The first of our Fertile Minds regional roadshows took place on 17 November at the Ricoh Arena in Coventry.
The initiative, by Farmers Weekly in association with NFU Mutual, is aimed at helping young people get a foothold in agriculture.
This roadshow focused on building relationships with supermarkets and farming business planning.
Listen to the podcast of Matthew Naylor and Jonathan Brunyee on starting a farming business as a young person and read the event report below.
Matthew Naylor, farmer and Farmers Weekly columnist, spoke to delegates about supplying supermarkets.
Working with retailers can be a real challenge but the right approach can offer huge opportunity too, he told the delegates.
What is Fertile Minds?
- An initiative to help young farmers and those hoping to get into the sector
- Provides inspirational business advice – its main event is an annual conference
- This year Farmers Weekly, in association with NFU Mutual, is taking Fertile Minds on tour
- At five regional events for small groups of business-minded new entrants, those attending choose the topics, allowing them access to expert advice on the topics they most want to know about
- The first roadshow was in Coventry last week
- To register your interest in attending a future Fertile Minds Roadshow, email James Williams at firstname.lastname@example.org
Mr Naylor supplies Waitrose, Aldi and others with flowers from his family business, Naylor Flowers, based in Lincolnshire.
Armed with groceries from Waitrose, Mr Naylor told delegates it was tough to get into supermarkets.
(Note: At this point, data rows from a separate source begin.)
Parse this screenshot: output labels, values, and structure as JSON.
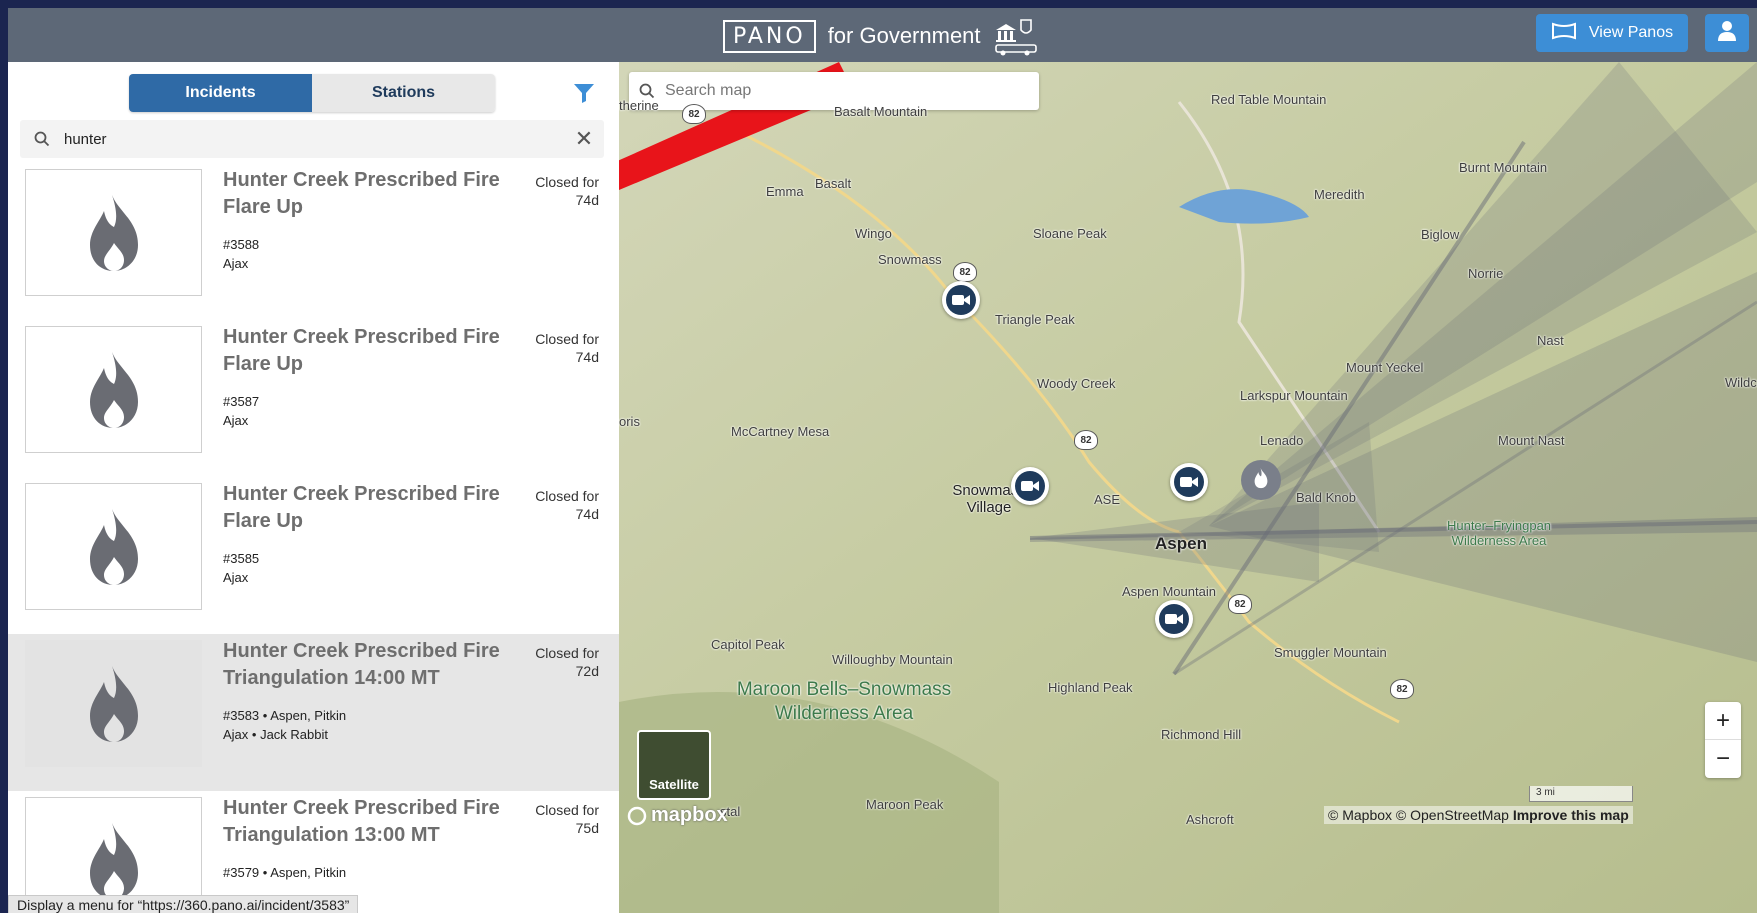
{
  "header": {
    "logo": "PANO",
    "product": "for Government",
    "view_button": "View Panos"
  },
  "sidebar": {
    "tabs": [
      "Incidents",
      "Stations"
    ],
    "active_tab": "Incidents",
    "search_value": "hunter",
    "items": [
      {
        "title": "Hunter Creek Prescribed Fire Flare Up",
        "status": "Closed for 74d",
        "line1": "#3588",
        "line2": "Ajax",
        "highlighted": false
      },
      {
        "title": "Hunter Creek Prescribed Fire Flare Up",
        "status": "Closed for 74d",
        "line1": "#3587",
        "line2": "Ajax",
        "highlighted": false
      },
      {
        "title": "Hunter Creek Prescribed Fire Flare Up",
        "status": "Closed for 74d",
        "line1": "#3585",
        "line2": "Ajax",
        "highlighted": false
      },
      {
        "title": "Hunter Creek Prescribed Fire Triangulation 14:00 MT",
        "status": "Closed for 72d",
        "line1": "#3583 • Aspen, Pitkin",
        "line2": "Ajax • Jack Rabbit",
        "highlighted": true
      },
      {
        "title": "Hunter Creek Prescribed Fire Triangulation 13:00 MT",
        "status": "Closed for 75d",
        "line1": "#3579 • Aspen, Pitkin",
        "line2": "",
        "highlighted": false
      }
    ],
    "hover_status": "Display a menu for “https://360.pano.ai/incident/3583”"
  },
  "map": {
    "search_placeholder": "Search map",
    "satellite_label": "Satellite",
    "mapbox_logo": "mapbox",
    "scale": "3 mi",
    "attribution": "© Mapbox © OpenStreetMap",
    "improve": "Improve this map",
    "labels": {
      "red_table": "Red Table Mountain",
      "burnt": "Burnt Mountain",
      "meredith": "Meredith",
      "basalt_mtn": "Basalt Mountain",
      "therine": "therine",
      "emma": "Emma",
      "basalt": "Basalt",
      "wingo": "Wingo",
      "sloane": "Sloane Peak",
      "biglow": "Biglow",
      "norrie": "Norrie",
      "snowmass": "Snowmass",
      "triangle": "Triangle Peak",
      "nast": "Nast",
      "mount_yeckel": "Mount Yeckel",
      "wildca": "Wildca",
      "woody": "Woody Creek",
      "larkspur": "Larkspur Mountain",
      "oris": "oris",
      "mccartney": "McCartney Mesa",
      "lenado": "Lenado",
      "mount_nast": "Mount Nast",
      "snowmass_village": "Snowmass Village",
      "ase": "ASE",
      "bald_knob": "Bald Knob",
      "hunter_fryingpan": "Hunter–Fryingpan Wilderness Area",
      "aspen": "Aspen",
      "aspen_mtn": "Aspen Mountain",
      "capitol": "Capitol Peak",
      "willoughby": "Willoughby Mountain",
      "smuggler": "Smuggler Mountain",
      "maroon_bells": "Maroon Bells–Snowmass Wilderness Area",
      "highland": "Highland Peak",
      "richmond": "Richmond Hill",
      "maroon_peak": "Maroon Peak",
      "crystal": "stal",
      "ashcroft": "Ashcroft"
    },
    "highway": "82"
  },
  "colors": {
    "accent": "#3d8ed6",
    "tab_active": "#2f6aa6",
    "annotation_arrow": "#e8141a"
  }
}
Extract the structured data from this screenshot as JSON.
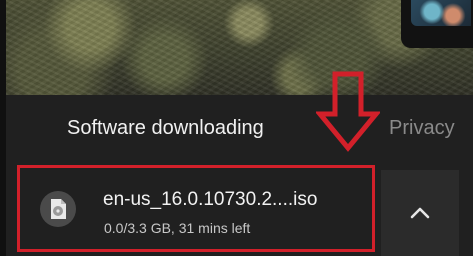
{
  "downloads_bar": {
    "title": "Software downloading",
    "privacy_label": "Privacy"
  },
  "download_item": {
    "file_name": "en-us_16.0.10730.2....iso",
    "status": "0.0/3.3 GB, 31 mins left",
    "icon": "disc-file-icon",
    "highlight_color": "#d2202a"
  },
  "annotation": {
    "arrow_icon": "down-arrow-annotation",
    "color": "#d2202a"
  },
  "expand_button": {
    "icon": "chevron-up-icon"
  },
  "theme": {
    "bar_background": "#202020",
    "text_primary": "#f1f1f1",
    "text_secondary": "#c8c8c8",
    "text_muted": "#8a8a8a"
  }
}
“There are only seven or so supermarkets but they are all quite different,” he said.
For example, while the Waitrose he visited had 170 preserves alone on sale, Aldi probably only stocks about 10,000 products in total.
See also: Video highlights from Fertile Minds 2016
Yet there are opportunities as supermarkets are transparent.
“You can see exactly what supermarkets are doing because everything is out in front of you,” he said, adding that once a fortnight he visited a supermarket to really examine what was on the shelves.
He recommends looking for niches, offering something that no one else is providing.
“The mistake I used to make is I would see a new product and think ‘I could do that’, but what you need to do is something that nobody’s doing.”
Mr Naylor recommends approaching supermarket suppliers and asking them if there is interest in an idea or product, or whether it has been tried before.
See also: The Fertile Minds event page
A realistic business plan is an essential part of preparation, said Jonathan Brunyee, senior lecturer in farm business management at the Royal Agricultural University.
The executive summary is the most crucial element of a business plan, said Mr Brunyee who is also a National Trust farm tenant and director of Pasture for Life, which promotes grass-fed meat production.
Bank managers may have 50 plans in front of them and yours must jump out, he said.
The summary should make it clear what your business is, who you are, what your market is, your financials, who your competitors are and why you are better.
Mr Brunyee also advises including a section in the business plan on how sensitive a venture is to change.
“You might give me a price per unit but you are making assumptions.
“What happens if the price per kilo dropped by 10%? What happens if diesel goes up 30p/litre?”
However business plans are not just for funders, they help to clarify your business or idea, he said.
- Thanks to NFU Mutual whose sponsorship made it possible to run the Fertile Minds roadshows. Farmers Weekly had full editorial control of this report.
“This event gave these young farmers the opportunity to learn from experts about the topics they wanted to know about, providing them with practical insights on how to create successful business plans and work with supermarkets.
“NFU Mutual is proud to be supporting them as they start their careers.”